    I think Malick is a wonderful filmmaker as to the art of film. I am literally warey, at this point, however, as to the ongoing manipulation for socio-political needs and intentions as to human history. Which then definitely affects my ability to enjoy some filmmaking, particularly when it requires the use of historical personalities inorder to accept the theatre on screen. To accept it is to accept falsehood, in that sense. When using history to this extent, then it’s best, to my view, to just call it fiction and avoid the culpability and responsibility to be accurate as to names, dates, actual known personalities. Or else be responsible for being intentionally misleading, for whatever the motives are — and they are almost always socio-political motives when done otherwise.

    I read elsewhere where someone wrote that they would not be surprised if but what the tomb of the first Emporer of China was eventually excavated and was found there a Nordic, tall, red-haired man.

    Me, either, especially since much of what is now being discovered as to archaology is that people just like that were in Northern Asia and the Americas long before those from Southern Asia were. The “tall, red-haired” people along with the tall, dark Australian Aborigines were, so far, in the Americas long, long before those from Asia. I have an abundance of information about this, if anyone would like to read it (links).

    But, otherwise, if films and socio-political needs are going to continue to drive this “innocent, precedent-laying native versus the evil European exploiter” meme, at least they can start labelling it the fiction that it is.

    I’ll go see Malick’s film, however. Nice to see Wes Studi again (trailer link here, THE NEW WORLD).

  4. -S- says:

    Yes, the casting of and performances by Colin Farrell as John Smith in the film) and Q’Orianka Kilcher (I had to look that one up) as Pocahontas seem to add up to a winner. Genuine love stories of friendship and courage are always great to see…this one looks like that’s what it is. ~;-D

  5. justaguy says:

    Some clips, etc…

    http://movies.aol.com/movie/main.adp?tab=trailers&mid=19540

    This review pretty much sums up my feelings…

    http://www.boston.com/movies/display?display=movie&id=7129

    The use of various classical pieces was amazing…for instance Wagner’s “Das Rheingold: Vorspiel”

  6. -S- says:

    Well, that second review is just more emphasis as to what I was earlier writing…theatrical misrepresentation of real people with lives they didn’t live as presented. But it looks like EVOCATIVE and “good” theatre!

    I had the same reaction to WALK THE LINE after I read the Cash family comments about how Johnny Cash was depicted in the film (inaccurately, to their view, as to marriage relationship/s more than anything), and although it’s a great film (I agree that it is and that Joaquin Phoenix’s work as Cash in that film is superb — deserves the Academy Award this year), it’s one of those titles that intends to misrepresent (I write, “intends to” because I can’t believe filmmakers of these magnitutde would be so devoid of academic knowledge and if they are, woe unto our civilization).

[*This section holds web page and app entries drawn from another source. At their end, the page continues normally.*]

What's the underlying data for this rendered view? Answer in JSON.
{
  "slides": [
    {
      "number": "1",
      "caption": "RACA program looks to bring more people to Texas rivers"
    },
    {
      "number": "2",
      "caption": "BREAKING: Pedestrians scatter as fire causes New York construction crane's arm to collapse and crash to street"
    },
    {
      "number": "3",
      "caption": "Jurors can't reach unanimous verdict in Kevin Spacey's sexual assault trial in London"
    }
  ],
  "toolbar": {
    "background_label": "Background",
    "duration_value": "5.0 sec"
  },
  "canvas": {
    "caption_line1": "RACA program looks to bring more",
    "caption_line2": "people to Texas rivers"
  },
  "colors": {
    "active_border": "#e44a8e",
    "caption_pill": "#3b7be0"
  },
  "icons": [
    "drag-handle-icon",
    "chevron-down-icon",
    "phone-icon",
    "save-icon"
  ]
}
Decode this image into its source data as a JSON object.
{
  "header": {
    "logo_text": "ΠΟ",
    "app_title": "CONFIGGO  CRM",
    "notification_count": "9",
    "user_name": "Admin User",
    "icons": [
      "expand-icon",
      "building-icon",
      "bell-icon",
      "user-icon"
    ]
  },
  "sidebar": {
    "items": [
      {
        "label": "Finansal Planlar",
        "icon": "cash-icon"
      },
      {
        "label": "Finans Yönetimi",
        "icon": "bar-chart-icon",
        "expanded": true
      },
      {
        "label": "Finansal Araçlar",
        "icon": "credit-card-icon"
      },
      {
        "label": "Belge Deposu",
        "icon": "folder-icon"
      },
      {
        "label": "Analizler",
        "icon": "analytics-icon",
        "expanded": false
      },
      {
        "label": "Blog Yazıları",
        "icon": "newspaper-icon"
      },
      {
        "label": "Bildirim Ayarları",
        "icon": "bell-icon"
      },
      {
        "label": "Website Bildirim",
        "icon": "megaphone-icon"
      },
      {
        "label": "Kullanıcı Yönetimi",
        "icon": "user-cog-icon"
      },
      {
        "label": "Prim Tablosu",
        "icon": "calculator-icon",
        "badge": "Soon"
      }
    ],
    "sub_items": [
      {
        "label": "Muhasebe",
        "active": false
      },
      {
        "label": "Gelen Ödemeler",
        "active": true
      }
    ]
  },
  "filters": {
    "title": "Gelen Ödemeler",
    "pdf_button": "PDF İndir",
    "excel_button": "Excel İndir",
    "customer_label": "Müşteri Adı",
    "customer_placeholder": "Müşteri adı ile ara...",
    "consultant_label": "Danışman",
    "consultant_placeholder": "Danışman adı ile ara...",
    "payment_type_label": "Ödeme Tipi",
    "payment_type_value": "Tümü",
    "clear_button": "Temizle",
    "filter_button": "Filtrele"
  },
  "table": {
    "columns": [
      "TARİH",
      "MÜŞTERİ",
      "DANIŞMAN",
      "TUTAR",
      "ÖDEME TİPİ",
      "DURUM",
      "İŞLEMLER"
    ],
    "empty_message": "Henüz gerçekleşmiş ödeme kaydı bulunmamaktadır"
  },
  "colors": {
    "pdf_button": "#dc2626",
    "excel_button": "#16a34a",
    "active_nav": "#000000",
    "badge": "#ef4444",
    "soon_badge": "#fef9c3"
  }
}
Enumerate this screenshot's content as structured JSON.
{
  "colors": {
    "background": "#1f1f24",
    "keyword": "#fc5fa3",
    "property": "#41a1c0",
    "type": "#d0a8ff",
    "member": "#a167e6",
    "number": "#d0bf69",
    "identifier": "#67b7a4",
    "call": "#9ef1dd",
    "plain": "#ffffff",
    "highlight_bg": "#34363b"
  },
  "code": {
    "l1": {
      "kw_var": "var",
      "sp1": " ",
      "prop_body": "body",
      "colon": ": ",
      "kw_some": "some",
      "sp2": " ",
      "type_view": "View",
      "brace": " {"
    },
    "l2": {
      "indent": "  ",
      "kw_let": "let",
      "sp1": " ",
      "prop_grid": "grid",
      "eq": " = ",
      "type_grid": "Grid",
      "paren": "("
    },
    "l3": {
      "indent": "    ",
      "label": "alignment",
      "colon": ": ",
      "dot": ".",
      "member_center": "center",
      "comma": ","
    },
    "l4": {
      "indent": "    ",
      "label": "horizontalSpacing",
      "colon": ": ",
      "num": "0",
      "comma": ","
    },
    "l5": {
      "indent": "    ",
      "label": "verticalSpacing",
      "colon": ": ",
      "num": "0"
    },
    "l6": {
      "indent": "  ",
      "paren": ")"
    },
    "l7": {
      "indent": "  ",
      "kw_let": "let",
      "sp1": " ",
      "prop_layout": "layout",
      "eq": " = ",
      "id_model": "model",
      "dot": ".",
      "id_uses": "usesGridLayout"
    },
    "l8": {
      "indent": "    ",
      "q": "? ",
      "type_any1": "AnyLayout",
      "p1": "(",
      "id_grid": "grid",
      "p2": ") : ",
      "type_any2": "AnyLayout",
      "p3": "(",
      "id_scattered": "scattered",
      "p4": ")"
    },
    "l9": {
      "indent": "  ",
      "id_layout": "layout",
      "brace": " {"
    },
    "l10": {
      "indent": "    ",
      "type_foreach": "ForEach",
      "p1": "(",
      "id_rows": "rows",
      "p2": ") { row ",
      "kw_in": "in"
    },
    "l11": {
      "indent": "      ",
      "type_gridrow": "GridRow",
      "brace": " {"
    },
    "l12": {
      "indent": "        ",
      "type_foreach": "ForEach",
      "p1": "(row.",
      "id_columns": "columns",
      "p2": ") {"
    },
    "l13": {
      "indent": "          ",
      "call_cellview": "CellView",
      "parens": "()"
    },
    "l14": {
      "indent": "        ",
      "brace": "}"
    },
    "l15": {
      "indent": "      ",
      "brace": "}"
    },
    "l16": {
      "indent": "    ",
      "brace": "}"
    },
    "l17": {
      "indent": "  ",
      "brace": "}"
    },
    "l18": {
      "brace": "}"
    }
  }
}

    I had the same response to THE LIFE AND DEATH OF PETER SELLERS. It was just wonderfully enacted and entirely well done but the book upon which it was adapted is said by Sellers’ family to depict him inaccurately. And the characterisation in the film — I didn’t know Sellers firsthand but even I wondered about the characterisation when viewing an otherwise enjoyable and raptuous film — of Sellers was for that reason uncomfortable.

    Meaning, these disparaties in charaterisation and story line undermine the believability of a film and defeat the purpose of the art. My method here goes: if it’s a film depicting a person who is known to history, there’s an ethical (and academic) responsibility to represent them sincerely, to reflect known aspects to their lives — otherwise, label the film as fiction and make it clear that the characterisation is an imagining, collaborative or otherwise.

    Interesting aspect as to the score…